**Dataset entries**
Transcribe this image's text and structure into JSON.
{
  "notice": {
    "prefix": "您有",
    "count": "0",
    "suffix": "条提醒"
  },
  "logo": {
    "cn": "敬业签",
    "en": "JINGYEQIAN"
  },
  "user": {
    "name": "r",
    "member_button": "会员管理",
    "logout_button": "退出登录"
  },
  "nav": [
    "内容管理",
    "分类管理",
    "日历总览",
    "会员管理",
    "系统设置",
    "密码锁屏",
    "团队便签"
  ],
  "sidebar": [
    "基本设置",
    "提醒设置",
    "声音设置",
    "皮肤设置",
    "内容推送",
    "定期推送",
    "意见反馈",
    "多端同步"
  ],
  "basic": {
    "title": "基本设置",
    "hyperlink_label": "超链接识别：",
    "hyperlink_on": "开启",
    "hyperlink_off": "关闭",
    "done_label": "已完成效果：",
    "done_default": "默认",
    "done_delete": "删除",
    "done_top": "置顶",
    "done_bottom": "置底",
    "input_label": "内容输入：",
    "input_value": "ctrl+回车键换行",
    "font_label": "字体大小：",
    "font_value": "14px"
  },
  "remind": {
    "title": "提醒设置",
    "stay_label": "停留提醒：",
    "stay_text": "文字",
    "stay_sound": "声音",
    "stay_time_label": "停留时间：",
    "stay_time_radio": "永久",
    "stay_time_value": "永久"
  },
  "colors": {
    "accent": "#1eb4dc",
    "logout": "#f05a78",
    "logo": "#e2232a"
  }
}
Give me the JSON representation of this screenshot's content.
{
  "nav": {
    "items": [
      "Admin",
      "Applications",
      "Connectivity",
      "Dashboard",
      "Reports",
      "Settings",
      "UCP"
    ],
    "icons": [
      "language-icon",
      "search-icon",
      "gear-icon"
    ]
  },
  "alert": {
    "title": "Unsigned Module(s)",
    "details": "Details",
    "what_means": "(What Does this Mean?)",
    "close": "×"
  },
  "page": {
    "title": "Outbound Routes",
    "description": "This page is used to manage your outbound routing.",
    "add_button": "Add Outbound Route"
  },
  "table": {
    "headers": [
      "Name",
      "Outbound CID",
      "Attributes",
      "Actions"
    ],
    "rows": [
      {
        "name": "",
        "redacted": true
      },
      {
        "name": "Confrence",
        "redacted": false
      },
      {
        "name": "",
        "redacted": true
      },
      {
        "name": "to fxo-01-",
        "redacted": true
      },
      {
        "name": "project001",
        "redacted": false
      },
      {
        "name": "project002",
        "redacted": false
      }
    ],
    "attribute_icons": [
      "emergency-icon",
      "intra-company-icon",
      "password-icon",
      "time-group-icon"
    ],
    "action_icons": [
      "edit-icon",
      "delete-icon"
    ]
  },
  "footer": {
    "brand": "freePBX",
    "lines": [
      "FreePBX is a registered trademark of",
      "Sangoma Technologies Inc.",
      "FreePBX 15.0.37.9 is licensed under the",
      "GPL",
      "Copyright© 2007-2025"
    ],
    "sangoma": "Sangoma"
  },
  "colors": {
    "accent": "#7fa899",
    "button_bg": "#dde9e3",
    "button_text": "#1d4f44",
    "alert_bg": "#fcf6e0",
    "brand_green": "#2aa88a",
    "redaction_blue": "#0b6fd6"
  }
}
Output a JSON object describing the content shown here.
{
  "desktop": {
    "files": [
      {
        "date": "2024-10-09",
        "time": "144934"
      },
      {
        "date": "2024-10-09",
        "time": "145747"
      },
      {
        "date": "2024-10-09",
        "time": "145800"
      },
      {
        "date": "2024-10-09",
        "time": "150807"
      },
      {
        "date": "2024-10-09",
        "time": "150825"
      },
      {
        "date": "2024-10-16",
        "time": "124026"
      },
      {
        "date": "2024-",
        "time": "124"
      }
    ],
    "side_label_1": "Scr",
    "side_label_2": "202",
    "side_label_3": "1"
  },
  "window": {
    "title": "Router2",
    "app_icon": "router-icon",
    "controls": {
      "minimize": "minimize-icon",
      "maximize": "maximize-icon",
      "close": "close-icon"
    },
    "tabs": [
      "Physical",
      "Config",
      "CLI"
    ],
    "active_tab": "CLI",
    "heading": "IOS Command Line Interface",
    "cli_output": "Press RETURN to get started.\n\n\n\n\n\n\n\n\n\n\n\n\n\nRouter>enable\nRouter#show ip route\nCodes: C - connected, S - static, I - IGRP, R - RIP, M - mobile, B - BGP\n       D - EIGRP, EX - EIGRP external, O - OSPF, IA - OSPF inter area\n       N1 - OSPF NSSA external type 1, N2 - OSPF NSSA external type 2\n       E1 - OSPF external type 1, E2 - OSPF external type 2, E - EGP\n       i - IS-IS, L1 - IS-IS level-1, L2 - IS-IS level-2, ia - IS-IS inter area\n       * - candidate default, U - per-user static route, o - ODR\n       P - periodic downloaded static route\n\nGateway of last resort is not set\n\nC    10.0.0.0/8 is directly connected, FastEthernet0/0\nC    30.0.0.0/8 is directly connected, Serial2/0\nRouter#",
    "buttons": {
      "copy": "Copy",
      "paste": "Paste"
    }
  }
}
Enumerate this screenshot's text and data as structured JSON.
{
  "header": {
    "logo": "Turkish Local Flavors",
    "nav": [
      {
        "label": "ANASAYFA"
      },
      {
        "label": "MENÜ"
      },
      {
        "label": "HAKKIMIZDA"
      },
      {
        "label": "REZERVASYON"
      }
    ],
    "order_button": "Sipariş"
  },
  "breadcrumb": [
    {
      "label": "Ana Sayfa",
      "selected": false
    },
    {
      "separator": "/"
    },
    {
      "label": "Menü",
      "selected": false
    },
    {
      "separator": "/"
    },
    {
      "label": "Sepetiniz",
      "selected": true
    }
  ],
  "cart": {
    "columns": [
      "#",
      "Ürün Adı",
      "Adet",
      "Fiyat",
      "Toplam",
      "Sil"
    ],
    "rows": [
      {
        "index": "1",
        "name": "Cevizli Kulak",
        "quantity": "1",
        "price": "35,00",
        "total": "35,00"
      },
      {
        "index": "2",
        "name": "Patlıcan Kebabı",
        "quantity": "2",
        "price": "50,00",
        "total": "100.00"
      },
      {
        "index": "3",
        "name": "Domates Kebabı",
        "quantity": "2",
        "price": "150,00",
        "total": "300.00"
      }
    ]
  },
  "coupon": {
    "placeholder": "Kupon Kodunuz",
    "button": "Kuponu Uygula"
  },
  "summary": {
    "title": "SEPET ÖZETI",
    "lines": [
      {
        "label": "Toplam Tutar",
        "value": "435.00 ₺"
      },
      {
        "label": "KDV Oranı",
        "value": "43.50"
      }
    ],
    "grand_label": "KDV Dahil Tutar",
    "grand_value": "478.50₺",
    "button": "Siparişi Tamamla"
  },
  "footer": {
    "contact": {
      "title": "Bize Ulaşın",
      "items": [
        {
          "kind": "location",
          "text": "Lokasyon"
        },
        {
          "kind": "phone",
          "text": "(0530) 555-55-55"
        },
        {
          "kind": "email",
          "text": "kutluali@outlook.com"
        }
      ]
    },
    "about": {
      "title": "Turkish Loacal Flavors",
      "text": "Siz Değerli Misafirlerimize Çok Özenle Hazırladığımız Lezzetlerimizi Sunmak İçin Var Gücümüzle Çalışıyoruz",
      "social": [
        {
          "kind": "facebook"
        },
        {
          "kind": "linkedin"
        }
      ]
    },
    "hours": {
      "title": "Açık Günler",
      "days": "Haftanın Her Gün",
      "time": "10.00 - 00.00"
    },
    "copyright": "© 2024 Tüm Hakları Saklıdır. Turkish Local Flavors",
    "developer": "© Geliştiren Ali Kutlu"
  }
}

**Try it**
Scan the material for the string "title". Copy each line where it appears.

**Written solution**
    "title": "基本设置",
    "title": "提醒设置",
    "title": "Unsigned Module(s)",
    "title": "Outbound Routes",
    "title": "Router2",
    "title": "SEPET ÖZETI",
      "title": "Bize Ulaşın",
      "title": "Turkish Loacal Flavors",
      "title": "Açık Günler",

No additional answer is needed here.